> DIRECTIONS FOR THIS TASK
How many lines in the records below contain the word "description"? State that number and nothing more.

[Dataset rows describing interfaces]

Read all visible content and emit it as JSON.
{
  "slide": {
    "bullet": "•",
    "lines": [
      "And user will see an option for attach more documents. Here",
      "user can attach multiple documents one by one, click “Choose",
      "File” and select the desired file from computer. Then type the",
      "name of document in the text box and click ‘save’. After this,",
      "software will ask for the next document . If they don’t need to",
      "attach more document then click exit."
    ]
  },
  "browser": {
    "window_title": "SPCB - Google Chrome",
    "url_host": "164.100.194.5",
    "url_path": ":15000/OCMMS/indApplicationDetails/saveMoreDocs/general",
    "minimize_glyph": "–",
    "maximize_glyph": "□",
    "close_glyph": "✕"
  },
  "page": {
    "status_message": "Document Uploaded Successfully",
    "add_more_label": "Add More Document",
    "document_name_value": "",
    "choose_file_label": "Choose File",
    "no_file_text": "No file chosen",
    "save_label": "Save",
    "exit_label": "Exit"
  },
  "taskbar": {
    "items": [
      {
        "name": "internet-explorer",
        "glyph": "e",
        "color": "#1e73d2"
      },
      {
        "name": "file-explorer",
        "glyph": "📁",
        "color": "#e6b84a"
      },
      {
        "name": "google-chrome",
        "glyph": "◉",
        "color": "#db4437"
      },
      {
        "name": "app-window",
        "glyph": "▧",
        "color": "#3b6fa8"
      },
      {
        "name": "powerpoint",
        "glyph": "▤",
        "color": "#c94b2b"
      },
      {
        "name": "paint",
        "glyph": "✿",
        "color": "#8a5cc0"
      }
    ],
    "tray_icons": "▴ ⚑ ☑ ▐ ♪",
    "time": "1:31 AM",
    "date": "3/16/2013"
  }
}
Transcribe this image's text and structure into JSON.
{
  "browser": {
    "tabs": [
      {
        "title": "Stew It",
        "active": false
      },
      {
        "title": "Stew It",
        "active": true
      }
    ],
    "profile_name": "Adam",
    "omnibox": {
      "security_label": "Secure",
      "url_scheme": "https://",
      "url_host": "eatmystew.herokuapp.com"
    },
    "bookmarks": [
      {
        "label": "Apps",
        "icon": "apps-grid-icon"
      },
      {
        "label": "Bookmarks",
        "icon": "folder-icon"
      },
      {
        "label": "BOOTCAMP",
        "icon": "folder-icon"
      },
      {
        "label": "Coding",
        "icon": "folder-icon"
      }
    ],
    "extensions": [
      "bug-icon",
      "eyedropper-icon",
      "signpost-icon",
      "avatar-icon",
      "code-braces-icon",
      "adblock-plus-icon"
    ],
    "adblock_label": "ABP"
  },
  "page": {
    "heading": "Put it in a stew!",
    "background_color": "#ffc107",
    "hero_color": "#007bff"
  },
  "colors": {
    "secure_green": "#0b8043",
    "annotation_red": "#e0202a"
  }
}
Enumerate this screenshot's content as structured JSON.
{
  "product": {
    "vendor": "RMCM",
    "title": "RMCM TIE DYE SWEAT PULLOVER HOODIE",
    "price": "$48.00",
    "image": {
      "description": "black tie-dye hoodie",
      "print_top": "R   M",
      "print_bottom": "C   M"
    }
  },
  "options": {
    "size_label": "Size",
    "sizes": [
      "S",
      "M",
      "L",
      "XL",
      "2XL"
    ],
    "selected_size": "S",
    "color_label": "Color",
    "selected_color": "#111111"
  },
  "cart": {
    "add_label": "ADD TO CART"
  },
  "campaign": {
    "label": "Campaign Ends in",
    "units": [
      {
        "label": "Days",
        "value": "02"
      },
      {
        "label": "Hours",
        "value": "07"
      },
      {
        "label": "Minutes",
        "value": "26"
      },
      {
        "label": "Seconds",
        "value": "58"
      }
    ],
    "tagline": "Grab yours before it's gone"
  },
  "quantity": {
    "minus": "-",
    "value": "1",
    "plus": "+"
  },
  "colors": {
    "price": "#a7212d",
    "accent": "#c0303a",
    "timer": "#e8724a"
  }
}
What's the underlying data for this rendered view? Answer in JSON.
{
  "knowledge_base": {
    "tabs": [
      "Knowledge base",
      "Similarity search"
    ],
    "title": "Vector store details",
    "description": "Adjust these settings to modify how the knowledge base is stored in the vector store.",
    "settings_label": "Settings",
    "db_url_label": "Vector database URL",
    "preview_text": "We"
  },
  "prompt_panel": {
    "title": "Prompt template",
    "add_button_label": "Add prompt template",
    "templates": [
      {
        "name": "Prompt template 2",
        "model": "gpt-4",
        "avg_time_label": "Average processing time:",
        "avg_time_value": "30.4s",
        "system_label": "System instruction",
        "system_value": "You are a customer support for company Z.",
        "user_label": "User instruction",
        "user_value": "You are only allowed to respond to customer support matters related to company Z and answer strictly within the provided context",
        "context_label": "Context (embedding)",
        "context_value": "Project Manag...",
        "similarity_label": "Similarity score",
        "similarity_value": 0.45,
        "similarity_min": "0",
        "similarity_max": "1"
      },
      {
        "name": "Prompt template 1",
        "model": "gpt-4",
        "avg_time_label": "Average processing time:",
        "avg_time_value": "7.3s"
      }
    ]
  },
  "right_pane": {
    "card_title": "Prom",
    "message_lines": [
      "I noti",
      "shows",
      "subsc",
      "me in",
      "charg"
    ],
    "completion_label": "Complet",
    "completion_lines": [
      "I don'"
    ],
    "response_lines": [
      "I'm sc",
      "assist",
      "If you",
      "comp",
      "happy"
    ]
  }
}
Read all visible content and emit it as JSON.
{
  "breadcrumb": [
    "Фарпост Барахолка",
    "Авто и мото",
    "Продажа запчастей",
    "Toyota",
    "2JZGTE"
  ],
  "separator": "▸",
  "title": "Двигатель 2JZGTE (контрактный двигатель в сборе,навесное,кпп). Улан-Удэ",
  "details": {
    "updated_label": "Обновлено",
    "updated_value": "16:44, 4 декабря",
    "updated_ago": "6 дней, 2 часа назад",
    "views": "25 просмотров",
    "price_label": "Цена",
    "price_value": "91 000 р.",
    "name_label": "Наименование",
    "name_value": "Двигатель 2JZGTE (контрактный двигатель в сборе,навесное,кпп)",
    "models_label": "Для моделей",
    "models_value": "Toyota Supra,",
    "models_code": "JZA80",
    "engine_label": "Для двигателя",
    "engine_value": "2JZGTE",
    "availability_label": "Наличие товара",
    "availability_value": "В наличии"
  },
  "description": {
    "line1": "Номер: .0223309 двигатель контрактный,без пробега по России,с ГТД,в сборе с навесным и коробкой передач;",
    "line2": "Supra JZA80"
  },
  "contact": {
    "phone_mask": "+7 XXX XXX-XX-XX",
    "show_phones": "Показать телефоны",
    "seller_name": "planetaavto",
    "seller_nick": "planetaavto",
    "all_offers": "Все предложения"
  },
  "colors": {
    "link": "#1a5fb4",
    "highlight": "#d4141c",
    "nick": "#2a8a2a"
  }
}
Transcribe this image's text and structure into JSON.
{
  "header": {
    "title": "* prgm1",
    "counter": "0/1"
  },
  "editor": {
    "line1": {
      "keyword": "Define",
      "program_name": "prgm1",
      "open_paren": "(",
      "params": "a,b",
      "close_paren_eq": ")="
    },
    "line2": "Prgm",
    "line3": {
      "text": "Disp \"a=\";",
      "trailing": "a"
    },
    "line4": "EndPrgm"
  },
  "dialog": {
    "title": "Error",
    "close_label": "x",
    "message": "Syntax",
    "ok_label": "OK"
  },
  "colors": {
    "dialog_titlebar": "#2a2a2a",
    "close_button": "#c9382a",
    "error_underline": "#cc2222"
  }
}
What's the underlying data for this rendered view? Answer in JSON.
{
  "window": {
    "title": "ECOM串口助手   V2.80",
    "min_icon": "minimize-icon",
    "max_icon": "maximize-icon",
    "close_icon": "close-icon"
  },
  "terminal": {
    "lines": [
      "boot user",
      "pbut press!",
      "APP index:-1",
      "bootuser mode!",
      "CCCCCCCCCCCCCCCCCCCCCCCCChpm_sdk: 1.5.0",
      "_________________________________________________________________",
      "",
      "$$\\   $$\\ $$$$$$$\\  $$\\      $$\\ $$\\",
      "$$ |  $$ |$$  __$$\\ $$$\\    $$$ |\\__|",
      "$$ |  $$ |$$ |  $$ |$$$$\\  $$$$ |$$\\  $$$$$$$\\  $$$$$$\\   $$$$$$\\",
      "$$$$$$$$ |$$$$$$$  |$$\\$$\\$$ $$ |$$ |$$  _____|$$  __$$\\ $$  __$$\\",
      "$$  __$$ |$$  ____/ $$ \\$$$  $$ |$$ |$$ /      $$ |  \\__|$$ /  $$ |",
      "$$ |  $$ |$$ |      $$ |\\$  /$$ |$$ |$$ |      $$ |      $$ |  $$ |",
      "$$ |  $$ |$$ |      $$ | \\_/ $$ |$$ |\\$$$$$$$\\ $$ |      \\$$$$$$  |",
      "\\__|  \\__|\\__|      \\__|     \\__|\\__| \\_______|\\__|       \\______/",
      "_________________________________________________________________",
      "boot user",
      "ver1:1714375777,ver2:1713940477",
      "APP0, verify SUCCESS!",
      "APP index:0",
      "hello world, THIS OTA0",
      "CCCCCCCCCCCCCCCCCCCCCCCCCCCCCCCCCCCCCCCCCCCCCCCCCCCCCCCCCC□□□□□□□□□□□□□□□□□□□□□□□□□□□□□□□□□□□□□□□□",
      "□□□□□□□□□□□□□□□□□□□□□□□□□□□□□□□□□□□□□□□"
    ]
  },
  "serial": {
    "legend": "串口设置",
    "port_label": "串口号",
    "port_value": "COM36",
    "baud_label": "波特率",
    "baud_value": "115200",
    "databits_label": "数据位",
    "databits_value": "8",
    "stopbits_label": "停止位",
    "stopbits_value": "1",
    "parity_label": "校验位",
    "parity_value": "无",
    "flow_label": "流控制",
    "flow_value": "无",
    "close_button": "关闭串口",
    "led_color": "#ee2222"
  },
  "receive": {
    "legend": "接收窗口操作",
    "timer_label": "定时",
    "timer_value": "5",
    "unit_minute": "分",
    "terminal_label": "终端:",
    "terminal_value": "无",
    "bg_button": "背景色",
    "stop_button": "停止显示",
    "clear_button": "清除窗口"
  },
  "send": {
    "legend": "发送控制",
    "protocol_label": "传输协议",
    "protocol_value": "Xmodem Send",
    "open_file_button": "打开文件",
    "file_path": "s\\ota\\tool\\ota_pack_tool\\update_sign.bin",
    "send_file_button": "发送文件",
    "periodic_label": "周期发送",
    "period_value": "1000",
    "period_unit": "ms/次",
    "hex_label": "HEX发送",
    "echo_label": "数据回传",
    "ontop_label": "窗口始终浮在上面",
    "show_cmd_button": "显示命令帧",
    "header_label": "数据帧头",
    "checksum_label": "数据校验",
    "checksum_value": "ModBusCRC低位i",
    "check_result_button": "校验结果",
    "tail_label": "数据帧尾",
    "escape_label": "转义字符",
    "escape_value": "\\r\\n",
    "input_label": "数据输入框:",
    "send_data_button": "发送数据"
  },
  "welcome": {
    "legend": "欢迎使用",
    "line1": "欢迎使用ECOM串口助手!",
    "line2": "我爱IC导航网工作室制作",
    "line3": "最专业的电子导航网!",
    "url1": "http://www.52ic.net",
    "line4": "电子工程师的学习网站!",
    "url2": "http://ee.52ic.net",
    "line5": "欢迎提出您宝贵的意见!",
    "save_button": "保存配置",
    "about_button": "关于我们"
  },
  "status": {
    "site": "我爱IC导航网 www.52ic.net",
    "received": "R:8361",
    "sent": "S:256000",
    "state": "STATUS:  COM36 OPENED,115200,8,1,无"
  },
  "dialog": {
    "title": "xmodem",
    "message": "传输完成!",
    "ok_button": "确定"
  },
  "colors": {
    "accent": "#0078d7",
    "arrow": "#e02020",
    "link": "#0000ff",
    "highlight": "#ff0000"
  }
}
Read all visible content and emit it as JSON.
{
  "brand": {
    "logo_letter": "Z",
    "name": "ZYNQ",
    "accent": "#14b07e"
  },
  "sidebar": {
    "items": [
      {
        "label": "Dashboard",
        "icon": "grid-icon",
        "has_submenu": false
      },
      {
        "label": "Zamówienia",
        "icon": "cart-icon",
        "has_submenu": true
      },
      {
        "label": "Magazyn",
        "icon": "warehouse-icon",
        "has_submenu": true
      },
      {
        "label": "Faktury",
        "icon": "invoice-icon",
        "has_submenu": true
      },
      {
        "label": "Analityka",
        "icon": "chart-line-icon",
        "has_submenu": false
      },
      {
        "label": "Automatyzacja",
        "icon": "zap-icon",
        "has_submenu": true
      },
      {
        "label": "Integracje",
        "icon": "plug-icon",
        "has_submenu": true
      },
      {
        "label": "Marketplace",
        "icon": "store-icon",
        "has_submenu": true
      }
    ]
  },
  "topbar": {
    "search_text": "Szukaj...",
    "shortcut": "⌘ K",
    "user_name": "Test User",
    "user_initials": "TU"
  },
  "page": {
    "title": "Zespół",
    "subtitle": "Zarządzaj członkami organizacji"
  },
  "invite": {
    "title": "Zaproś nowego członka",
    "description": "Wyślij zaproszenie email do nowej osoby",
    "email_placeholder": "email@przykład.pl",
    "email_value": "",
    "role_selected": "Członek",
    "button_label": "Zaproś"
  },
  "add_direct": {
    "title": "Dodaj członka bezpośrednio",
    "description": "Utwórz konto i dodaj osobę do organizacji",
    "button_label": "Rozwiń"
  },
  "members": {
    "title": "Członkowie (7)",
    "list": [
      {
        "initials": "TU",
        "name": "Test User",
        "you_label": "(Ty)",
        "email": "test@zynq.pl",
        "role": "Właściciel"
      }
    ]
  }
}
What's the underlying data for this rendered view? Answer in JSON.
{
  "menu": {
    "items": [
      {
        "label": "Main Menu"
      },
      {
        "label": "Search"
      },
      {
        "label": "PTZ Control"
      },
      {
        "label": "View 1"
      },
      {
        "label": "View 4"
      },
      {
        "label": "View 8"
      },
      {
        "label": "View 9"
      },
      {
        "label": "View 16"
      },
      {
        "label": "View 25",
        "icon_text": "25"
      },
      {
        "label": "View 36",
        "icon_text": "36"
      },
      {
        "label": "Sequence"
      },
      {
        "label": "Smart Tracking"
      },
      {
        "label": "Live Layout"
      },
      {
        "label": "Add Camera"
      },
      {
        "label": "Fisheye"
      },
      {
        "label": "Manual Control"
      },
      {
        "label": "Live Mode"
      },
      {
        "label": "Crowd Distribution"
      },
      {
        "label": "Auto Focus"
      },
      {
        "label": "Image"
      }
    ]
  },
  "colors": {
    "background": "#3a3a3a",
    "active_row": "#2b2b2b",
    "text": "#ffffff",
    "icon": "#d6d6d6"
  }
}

> WRITTEN REPLY
5